All images © by Roberto Piperno, owner of the domain. Write to firstname.lastname@example.org. Text edited by Rosamie Moore.
Page added in June 2012.
- Rome and Malta
(detail of a statue of St. Catherine of the Wheel in the parish church of Zejtun)
Travellers from Rome find many reminders of their hometown on Malta. This page deals with some aspects of the historical, religious and artistic ties between Rome and Malta.
There are more chances to see the statue of a pope in the streets of Malta than in those of Rome. Many towns of the former Papal State have a large statue of a pope in their main square (see that of Pope Julius III in Perugia), but in Rome the popes preferred to place their statues inside churches or in Palazzi del Campidoglio, probably because they feared they could be damaged during riots.
Usually the fašades of Maltese churches bear the coats of arms of the Bishop and/or of the Grand Master who were in charge at the time they were built, but in some instances tribute was paid to the reigning pope by placing his coat of arms.
The statue of Religion at St. Dominic's in Valletta bears a bronze cross and raises a bronze cup similar to the gigantic statues of Jesus Christ and the Apostles at the top of St. Peter's in Rome.
The statue of St. Ignatius in the Jesuit church of Valletta resembles that which decorates the fašade of il Ges¨ in Rome.
In 1603 a book by Cesare Ripa was published in Rome which set guidelines for the portrayal of Virtues and a host of other personifications, such as Time, Love, the Seasons and the Months, etc. These rules were adopted by all painters and sculptors and they were followed on Malta too.
In Rome (and on Malta alike) during the XVIIth and XVIIIth century reminders of Death often decorated not only funerary monuments, but also fašades of churches and alms boxes. They were often accompanied by gruesome inscriptions such as that on one of the gravestones shown above: Qui me calcas, calcaberis (he who treads on me, will be trodden).
Indulgences, i.e. the remission of temporal punishments in Purgatory have a key importance for the Roman Catholic Church. Souls in Purgatory are believed to be purified by a cleansing fire (The Church formulated her doctrine of faith on Purgatory especially at the Councils of Florence and Trent. The tradition of the Church, by reference to certain texts of Scripture, speaks of a cleansing fire. - Catechism of the Catholic Church). The duration of this purification process can be shortened by prayers. On Malta souls in Purgatory were portrayed as young women surrounded by flames.

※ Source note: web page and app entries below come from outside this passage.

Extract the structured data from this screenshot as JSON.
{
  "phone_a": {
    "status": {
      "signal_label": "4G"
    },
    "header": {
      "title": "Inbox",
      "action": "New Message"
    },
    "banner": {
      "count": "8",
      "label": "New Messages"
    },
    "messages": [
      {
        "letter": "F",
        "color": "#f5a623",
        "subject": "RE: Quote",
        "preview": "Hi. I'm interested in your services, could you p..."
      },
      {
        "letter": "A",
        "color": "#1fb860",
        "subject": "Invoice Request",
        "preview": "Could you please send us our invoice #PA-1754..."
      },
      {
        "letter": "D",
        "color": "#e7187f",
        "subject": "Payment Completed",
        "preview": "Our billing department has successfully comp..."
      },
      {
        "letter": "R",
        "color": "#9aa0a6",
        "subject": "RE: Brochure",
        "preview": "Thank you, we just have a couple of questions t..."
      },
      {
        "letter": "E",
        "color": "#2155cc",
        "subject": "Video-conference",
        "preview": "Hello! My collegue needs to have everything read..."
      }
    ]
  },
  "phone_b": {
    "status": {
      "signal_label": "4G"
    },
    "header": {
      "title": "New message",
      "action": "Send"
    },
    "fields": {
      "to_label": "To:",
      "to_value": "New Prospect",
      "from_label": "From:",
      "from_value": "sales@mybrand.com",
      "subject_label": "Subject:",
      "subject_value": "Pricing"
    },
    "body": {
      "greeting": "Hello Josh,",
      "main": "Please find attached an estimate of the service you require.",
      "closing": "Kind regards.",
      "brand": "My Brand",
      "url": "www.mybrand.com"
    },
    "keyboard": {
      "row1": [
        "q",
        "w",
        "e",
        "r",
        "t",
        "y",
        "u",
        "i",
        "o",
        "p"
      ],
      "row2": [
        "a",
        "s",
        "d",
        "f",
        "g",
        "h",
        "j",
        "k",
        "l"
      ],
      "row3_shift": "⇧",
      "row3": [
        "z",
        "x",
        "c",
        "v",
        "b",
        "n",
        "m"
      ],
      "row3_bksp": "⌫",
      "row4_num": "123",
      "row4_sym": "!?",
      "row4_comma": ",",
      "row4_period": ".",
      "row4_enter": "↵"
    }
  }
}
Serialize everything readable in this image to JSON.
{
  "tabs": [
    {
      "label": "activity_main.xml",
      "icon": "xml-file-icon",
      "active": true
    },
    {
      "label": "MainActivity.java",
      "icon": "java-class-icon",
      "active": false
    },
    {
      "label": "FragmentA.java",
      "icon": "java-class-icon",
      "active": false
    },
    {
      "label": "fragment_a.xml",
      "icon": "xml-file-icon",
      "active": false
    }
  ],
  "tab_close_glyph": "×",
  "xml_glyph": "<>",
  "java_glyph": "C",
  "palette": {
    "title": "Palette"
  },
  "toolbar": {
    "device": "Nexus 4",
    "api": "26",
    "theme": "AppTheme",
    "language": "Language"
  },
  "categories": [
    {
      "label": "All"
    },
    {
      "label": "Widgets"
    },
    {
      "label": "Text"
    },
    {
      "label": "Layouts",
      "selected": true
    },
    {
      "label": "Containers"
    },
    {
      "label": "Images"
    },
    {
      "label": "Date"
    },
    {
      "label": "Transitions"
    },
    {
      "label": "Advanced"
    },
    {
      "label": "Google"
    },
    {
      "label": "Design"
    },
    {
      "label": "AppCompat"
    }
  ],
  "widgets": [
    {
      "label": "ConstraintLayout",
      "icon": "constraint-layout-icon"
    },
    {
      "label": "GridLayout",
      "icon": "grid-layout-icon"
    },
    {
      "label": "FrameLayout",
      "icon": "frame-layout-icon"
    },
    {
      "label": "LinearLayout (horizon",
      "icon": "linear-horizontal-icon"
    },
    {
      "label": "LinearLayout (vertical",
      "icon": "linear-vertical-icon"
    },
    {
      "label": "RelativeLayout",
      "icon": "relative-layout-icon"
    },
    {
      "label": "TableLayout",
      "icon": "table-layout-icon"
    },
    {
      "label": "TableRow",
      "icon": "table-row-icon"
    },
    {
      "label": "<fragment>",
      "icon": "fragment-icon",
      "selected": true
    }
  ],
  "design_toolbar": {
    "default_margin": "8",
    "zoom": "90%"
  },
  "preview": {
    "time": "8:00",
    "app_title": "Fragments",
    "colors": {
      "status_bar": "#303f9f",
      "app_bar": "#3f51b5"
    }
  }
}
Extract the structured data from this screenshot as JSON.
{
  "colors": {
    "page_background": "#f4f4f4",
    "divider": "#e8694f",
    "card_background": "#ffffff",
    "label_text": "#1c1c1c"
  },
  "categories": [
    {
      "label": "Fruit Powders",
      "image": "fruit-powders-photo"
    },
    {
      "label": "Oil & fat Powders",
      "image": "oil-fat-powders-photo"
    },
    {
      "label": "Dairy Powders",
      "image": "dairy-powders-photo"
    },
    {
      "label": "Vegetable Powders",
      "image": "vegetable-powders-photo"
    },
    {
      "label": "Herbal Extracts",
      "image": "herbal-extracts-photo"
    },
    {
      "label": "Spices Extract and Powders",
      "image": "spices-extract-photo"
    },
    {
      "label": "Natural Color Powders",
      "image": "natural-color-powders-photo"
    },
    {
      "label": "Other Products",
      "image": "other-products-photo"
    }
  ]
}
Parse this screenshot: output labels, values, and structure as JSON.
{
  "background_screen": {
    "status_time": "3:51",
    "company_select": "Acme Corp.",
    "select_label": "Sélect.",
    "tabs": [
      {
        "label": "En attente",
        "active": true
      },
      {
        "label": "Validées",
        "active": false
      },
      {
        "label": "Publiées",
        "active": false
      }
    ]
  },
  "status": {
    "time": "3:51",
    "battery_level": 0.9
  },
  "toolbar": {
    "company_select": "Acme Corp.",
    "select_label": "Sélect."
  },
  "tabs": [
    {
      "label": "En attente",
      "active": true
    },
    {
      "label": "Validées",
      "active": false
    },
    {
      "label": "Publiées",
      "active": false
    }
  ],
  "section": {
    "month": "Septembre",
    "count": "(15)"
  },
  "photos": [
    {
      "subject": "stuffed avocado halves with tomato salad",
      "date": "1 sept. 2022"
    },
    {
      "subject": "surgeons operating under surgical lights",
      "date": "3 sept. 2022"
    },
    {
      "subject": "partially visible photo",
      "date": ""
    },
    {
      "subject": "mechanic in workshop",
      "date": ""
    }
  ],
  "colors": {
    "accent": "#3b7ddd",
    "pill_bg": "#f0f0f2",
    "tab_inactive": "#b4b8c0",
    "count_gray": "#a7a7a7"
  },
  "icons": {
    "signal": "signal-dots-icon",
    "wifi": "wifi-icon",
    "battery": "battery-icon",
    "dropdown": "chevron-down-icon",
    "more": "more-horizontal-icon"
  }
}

In the second half of the XVIth century the Roman Catholic Church issued guidelines for the representation of saints; painters and sculptors were recommended to emphasize the role of the ancient martyrs and their heroic sacrifices. Eventually this led to depicting torture scenes. On Malta this practice continued well into the XIXth century. The frightening painting showing the martyrdom of St. Agatha was moved to a museum only very recently.
In 1857 Pope Pius IX erected a column in Piazza di Spagna to celebrate the Immaculate Conception of the Virgin Mary dogma. A silver mace in the Treasury of the Cathedral of Victoria has the same structure and personages as the column.
From an artistic viewpoint a key link between Rome and Malta is represented by the works of two Italian painters, who although not being born in Rome, spent several years in the Eternal City before moving to Malta.
Melchiorre CaffÓ (in Malta Melchiorre GafÓ) is an artist who travelled the other way round from Malta to Rome where he became a much appreciated sculptor (you can see other works by him in this website).
In 1667 Melchiorre CaffÓ died of injuries resulting from an accident which occurred while he was working at a foundry in Rome at the preparatory cast of a bronze group for the apse of St. John's. The statues were eventually made in marble by Giuseppe Mazzuoli, his assistant; they are very similar to those made at the same time by Antonio Raggi for Cappella Falconieri in S. Giovanni dei Fiorentini.
Guidi was a sculptor who was not part of Gian Lorenzo Bernini's inner circle. He had a very active workshop; his statues can be found in several Italian towns and in Germany and Spain in addition to Malta. The monument to Grand Master Coroner follows patterns set in several monuments to the popes, although the dead individual is portrayed in a bust, rather than seated on a throne, probably because of space constraints.
The monument to Grand Master Perellos, consistent with the Roman tradition, shows the dead between two Virtues (Charity and Justice). The putto bearing the fasces which are a symbol of Justice was devised by Bernini to portray this virtue as a crying woman (more on this topic). In the monument to Perellos the putto has the mere purpose of filling an empty space.
The image used as background for this page shows a large flag of the Holy See at Victoria.
Brief outline of the history of Malta before 1530
The Grand Masters of the XVIth century
The Grand Masters of the XVIIth century
The Grand Masters of the XVIIIth century
Valletta: the fortifications
Valletta: the churches
Valletta: other monuments
Borgo/CittÓ Vittoriosa (Birgu)
CittÓ Cospicua (Bormla)
CittÓ Vecchia (Mdina)
Churches in the minor towns
Other monuments in the minor towns